• _Supplied records_:
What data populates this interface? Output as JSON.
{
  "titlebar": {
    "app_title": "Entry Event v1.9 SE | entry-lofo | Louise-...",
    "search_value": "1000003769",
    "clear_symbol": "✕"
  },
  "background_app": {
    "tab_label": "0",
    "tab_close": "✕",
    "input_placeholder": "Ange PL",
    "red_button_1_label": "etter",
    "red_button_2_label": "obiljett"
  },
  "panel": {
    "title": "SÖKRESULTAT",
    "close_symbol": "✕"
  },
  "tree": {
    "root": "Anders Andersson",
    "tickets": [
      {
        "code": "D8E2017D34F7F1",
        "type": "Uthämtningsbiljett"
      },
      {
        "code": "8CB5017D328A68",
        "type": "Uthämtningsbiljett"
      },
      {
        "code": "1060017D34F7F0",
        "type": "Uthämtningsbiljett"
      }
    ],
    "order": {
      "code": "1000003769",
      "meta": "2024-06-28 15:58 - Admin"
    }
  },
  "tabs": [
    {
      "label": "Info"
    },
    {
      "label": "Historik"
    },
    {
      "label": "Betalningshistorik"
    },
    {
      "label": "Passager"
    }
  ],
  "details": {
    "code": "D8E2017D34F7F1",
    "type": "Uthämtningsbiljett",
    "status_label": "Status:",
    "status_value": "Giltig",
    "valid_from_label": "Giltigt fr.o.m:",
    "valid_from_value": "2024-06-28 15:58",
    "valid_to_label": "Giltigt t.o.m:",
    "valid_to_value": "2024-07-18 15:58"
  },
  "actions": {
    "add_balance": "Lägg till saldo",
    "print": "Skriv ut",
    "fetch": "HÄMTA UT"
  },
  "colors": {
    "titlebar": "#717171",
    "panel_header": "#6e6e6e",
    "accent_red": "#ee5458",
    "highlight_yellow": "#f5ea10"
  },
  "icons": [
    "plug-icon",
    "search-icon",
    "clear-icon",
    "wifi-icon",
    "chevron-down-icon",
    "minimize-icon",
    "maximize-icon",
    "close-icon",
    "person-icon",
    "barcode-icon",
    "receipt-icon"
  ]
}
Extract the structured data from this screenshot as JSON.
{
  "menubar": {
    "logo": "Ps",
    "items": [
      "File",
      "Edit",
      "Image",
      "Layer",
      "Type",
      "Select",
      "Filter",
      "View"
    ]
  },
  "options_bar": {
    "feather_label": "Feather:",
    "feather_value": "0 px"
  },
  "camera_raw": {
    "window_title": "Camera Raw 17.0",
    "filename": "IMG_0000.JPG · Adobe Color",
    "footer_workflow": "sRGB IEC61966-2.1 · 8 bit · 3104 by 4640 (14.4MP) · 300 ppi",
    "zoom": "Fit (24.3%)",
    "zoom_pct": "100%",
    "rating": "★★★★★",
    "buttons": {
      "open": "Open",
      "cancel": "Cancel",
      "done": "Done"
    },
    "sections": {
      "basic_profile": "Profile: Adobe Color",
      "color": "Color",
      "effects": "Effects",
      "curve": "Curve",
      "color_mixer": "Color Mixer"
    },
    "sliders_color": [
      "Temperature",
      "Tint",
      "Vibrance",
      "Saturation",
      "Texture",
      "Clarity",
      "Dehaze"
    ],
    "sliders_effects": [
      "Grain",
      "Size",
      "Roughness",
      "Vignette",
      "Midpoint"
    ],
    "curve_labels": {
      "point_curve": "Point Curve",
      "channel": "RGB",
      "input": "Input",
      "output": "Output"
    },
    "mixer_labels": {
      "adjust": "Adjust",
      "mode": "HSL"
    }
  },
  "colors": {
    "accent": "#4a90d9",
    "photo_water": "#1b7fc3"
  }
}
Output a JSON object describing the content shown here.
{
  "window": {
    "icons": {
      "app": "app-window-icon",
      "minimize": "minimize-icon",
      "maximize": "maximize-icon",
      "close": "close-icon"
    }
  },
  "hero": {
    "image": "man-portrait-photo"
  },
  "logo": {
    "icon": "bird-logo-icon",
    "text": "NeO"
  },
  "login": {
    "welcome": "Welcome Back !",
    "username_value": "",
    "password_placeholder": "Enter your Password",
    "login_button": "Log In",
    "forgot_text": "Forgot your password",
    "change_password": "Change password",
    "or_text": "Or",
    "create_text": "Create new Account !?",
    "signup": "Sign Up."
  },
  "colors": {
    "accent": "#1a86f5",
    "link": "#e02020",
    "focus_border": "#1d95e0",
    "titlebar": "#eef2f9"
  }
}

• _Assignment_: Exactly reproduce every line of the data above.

• _Response box_:
What data populates this interface? Output as JSON.
{
  "titlebar": {
    "app_title": "Entry Event v1.9 SE | entry-lofo | Louise-...",
    "search_value": "1000003769",
    "clear_symbol": "✕"
  },
  "background_app": {
    "tab_label": "0",
    "tab_close": "✕",
    "input_placeholder": "Ange PL",
    "red_button_1_label": "etter",
    "red_button_2_label": "obiljett"
  },
  "panel": {
    "title": "SÖKRESULTAT",
    "close_symbol": "✕"
  },
  "tree": {
    "root": "Anders Andersson",
    "tickets": [
      {
        "code": "D8E2017D34F7F1",
        "type": "Uthämtningsbiljett"
      },
      {
        "code": "8CB5017D328A68",
        "type": "Uthämtningsbiljett"
      },
      {
        "code": "1060017D34F7F0",
        "type": "Uthämtningsbiljett"
      }
    ],
    "order": {
      "code": "1000003769",
      "meta": "2024-06-28 15:58 - Admin"
    }
  },
  "tabs": [
    {
      "label": "Info"
    },
    {
      "label": "Historik"
    },
    {
      "label": "Betalningshistorik"
    },
    {
      "label": "Passager"
    }
  ],
  "details": {
    "code": "D8E2017D34F7F1",
    "type": "Uthämtningsbiljett",
    "status_label": "Status:",
    "status_value": "Giltig",
    "valid_from_label": "Giltigt fr.o.m:",
    "valid_from_value": "2024-06-28 15:58",
    "valid_to_label": "Giltigt t.o.m:",
    "valid_to_value": "2024-07-18 15:58"
  },
  "actions": {
    "add_balance": "Lägg till saldo",
    "print": "Skriv ut",
    "fetch": "HÄMTA UT"
  },
  "colors": {
    "titlebar": "#717171",
    "panel_header": "#6e6e6e",
    "accent_red": "#ee5458",
    "highlight_yellow": "#f5ea10"
  },
  "icons": [
    "plug-icon",
    "search-icon",
    "clear-icon",
    "wifi-icon",
    "chevron-down-icon",
    "minimize-icon",
    "maximize-icon",
    "close-icon",
    "person-icon",
    "barcode-icon",
    "receipt-icon"
  ]
}
Extract the structured data from this screenshot as JSON.
{
  "menubar": {
    "logo": "Ps",
    "items": [
      "File",
      "Edit",
      "Image",
      "Layer",
      "Type",
      "Select",
      "Filter",
      "View"
    ]
  },
  "options_bar": {
    "feather_label": "Feather:",
    "feather_value": "0 px"
  },
  "camera_raw": {
    "window_title": "Camera Raw 17.0",
    "filename": "IMG_0000.JPG · Adobe Color",
    "footer_workflow": "sRGB IEC61966-2.1 · 8 bit · 3104 by 4640 (14.4MP) · 300 ppi",
    "zoom": "Fit (24.3%)",
    "zoom_pct": "100%",
    "rating": "★★★★★",
    "buttons": {
      "open": "Open",
      "cancel": "Cancel",
      "done": "Done"
    },
    "sections": {
      "basic_profile": "Profile: Adobe Color",
      "color": "Color",
      "effects": "Effects",
      "curve": "Curve",
      "color_mixer": "Color Mixer"
    },
    "sliders_color": [
      "Temperature",
      "Tint",
      "Vibrance",
      "Saturation",
      "Texture",
      "Clarity",
      "Dehaze"
    ],
    "sliders_effects": [
      "Grain",
      "Size",
      "Roughness",
      "Vignette",
      "Midpoint"
    ],
    "curve_labels": {
      "point_curve": "Point Curve",
      "channel": "RGB",
      "input": "Input",
      "output": "Output"
    },
    "mixer_labels": {
      "adjust": "Adjust",
      "mode": "HSL"
    }
  },
  "colors": {
    "accent": "#4a90d9",
    "photo_water": "#1b7fc3"
  }
}
Output a JSON object describing the content shown here.
{
  "window": {
    "icons": {
      "app": "app-window-icon",
      "minimize": "minimize-icon",
      "maximize": "maximize-icon",
      "close": "close-icon"
    }
  },
  "hero": {
    "image": "man-portrait-photo"
  },
  "logo": {
    "icon": "bird-logo-icon",
    "text": "NeO"
  },
  "login": {
    "welcome": "Welcome Back !",
    "username_value": "",
    "password_placeholder": "Enter your Password",
    "login_button": "Log In",
    "forgot_text": "Forgot your password",
    "change_password": "Change password",
    "or_text": "Or",
    "create_text": "Create new Account !?",
    "signup": "Sign Up."
  },
  "colors": {
    "accent": "#1a86f5",
    "link": "#e02020",
    "focus_border": "#1d95e0",
    "titlebar": "#eef2f9"
  }
}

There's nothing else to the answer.